Can you use the same antenna for cellular and TV?

You can, but you probably shouldn’t. Why? Because it won’t work that well.

A large antenna like this one will probably do a fairly good job at picking up some of the frequencies used for cellular signals, which all sit above the current limit of UHF channel 36. Some of those frequencies actually sit around 600MHz which isn’t too far above the frequencies this antenna was designed for. Others, however, sit between 1900MHz and 2100MHz, which is far beyond this antenna’s design range.

It might work because…

The funny thing is it probably would work in some ways, owing to a theory called “harmonics.” See, if you’re trying to get a signal, the best thing to do is to use an antenna that’s exactly the same length as the wave you’re trying to receive. That would mean an antenna designed to get VHF channel 2 would need to be about 18 feet wide! Luckily that’s where the “harmonics” part comes in. You can also use an antenna that’s 1/2 or 1/4 of the wavelength, making it possible for an antenna just about 4.5 feet wide to get channel 2 acceptably.

Harmonics also work the other way. A 1900MHz signal has a wavelength about 6.2 inches, but that also means an antenna 12.4 inches or 24.8 inches will pick it up pretty well. So, one of the elements in that HD8200 antenna will probably be close to the right size for that particular frequency. You’ll get something there.

The problem is that as well as harmonics work for you, they also work against you. It’s possible for different broadcasts to bump into each other and cause interference when their harmonics are close. When you combine that with the fact that cell signals are usually much stronger than TV signals by the time both get to your home, you have the potential for a bad situation. That’s one reason why modern antennas actively filter out cell signals that could cause a problem.

It might not work because…

When talking about this situation, it’s easy to forget that TV signals are horizontally polarized while cell signals are vertically polarized. In other words, TV signal waves go from side to side. Cell phone ones go up and down.

In theory this means that cell signals and TV signals shouldn’t interfere with each other at all. The reality is a little more complicated than that. Your TV antenna is going to pick up some cellular signals, no matter what. It’s just not going to do it very well. If you think about it, your phone picks up signal if it’s laying flat or standing up or turned on its side.

Here’s the real truth of it.

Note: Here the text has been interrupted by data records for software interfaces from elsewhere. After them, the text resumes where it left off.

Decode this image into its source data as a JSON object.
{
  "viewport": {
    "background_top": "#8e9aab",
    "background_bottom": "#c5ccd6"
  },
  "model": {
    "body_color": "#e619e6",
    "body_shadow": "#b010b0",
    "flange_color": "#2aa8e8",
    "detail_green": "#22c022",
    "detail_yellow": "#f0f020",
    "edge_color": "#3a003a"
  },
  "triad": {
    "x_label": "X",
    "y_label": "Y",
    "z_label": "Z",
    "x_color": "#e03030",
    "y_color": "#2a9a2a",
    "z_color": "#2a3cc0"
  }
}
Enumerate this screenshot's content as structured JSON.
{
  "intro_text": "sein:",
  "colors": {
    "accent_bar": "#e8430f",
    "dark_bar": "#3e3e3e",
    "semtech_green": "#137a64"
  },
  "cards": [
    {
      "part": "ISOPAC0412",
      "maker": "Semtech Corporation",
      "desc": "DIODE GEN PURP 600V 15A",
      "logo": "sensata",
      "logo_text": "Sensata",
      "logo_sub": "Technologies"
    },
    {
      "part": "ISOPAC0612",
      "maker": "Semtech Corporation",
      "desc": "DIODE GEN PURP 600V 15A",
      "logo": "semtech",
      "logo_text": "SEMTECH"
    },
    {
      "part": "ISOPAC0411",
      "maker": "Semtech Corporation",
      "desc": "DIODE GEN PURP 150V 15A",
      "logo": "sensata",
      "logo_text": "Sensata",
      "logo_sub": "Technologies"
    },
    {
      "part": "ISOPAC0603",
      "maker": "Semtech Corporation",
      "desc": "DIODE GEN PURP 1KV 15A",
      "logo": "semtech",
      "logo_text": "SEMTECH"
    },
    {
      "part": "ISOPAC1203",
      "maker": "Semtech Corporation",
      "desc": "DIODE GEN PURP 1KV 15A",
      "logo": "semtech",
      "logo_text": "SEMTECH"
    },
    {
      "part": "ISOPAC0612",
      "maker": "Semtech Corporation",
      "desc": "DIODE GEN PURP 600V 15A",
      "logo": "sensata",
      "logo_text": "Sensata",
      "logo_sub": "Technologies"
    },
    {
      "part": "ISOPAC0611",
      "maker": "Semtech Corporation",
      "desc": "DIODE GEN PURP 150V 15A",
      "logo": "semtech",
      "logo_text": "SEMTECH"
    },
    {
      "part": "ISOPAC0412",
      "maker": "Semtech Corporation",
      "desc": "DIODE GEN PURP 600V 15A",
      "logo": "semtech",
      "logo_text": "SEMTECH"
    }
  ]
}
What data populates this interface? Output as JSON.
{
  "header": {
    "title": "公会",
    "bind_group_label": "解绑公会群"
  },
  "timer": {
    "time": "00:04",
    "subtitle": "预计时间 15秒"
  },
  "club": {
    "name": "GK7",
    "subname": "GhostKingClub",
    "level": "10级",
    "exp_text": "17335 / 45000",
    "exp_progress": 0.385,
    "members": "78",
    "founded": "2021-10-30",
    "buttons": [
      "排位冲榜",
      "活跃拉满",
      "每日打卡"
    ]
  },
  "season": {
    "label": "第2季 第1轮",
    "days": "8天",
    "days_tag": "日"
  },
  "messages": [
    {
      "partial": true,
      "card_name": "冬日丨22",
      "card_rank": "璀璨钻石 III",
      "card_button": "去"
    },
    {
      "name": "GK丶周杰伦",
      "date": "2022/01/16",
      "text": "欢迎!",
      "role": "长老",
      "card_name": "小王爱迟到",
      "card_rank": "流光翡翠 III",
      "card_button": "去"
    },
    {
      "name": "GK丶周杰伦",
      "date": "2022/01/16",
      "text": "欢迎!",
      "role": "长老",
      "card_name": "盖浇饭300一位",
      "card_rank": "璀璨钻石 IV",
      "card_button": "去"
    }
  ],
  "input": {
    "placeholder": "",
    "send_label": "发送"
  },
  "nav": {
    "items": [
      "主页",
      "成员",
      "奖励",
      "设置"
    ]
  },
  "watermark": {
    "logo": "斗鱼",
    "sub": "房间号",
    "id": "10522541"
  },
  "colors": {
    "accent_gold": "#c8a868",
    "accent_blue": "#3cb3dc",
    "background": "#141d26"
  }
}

The truth is that a single antenna probably isn’t a good idea when you’re trying to combine cellular and television, and outdoor cell antennas aren’t that expensive. You’re better off putting up two different antennas and running two different sets of cables. In some cases you can combine the outputs from both antennas into a single cable but circumstances vary wildly… why take a chance?

I know you don’t want your roof looking like an antenna farm. It’s not a popular look for most people. But, the goal is good reception, right? Talk to the experts at Solid Signal and they’ll help you choose the right antenna for your use. It could be big, it could be small, but at least you’ll know that it’s the right choice. Compromises don’t usually work out really well, so it’s best to know your options.

Call the experts at 888-233-7563 or  shop for the cellular antenna you need, as well as everything else you’ll need to live your best digital life, right now at You’ll be glad you did!

About the Author

Stuart Sweet
Stuart Sweet is the editor-in-chief of The Solid Signal Blog and a "master plumber" at Signal Group, LLC. He is the author of over 8,000 articles and longform tutorials including many posted here. Reach him by clicking on "Contact the Editor" at the bottom of this page.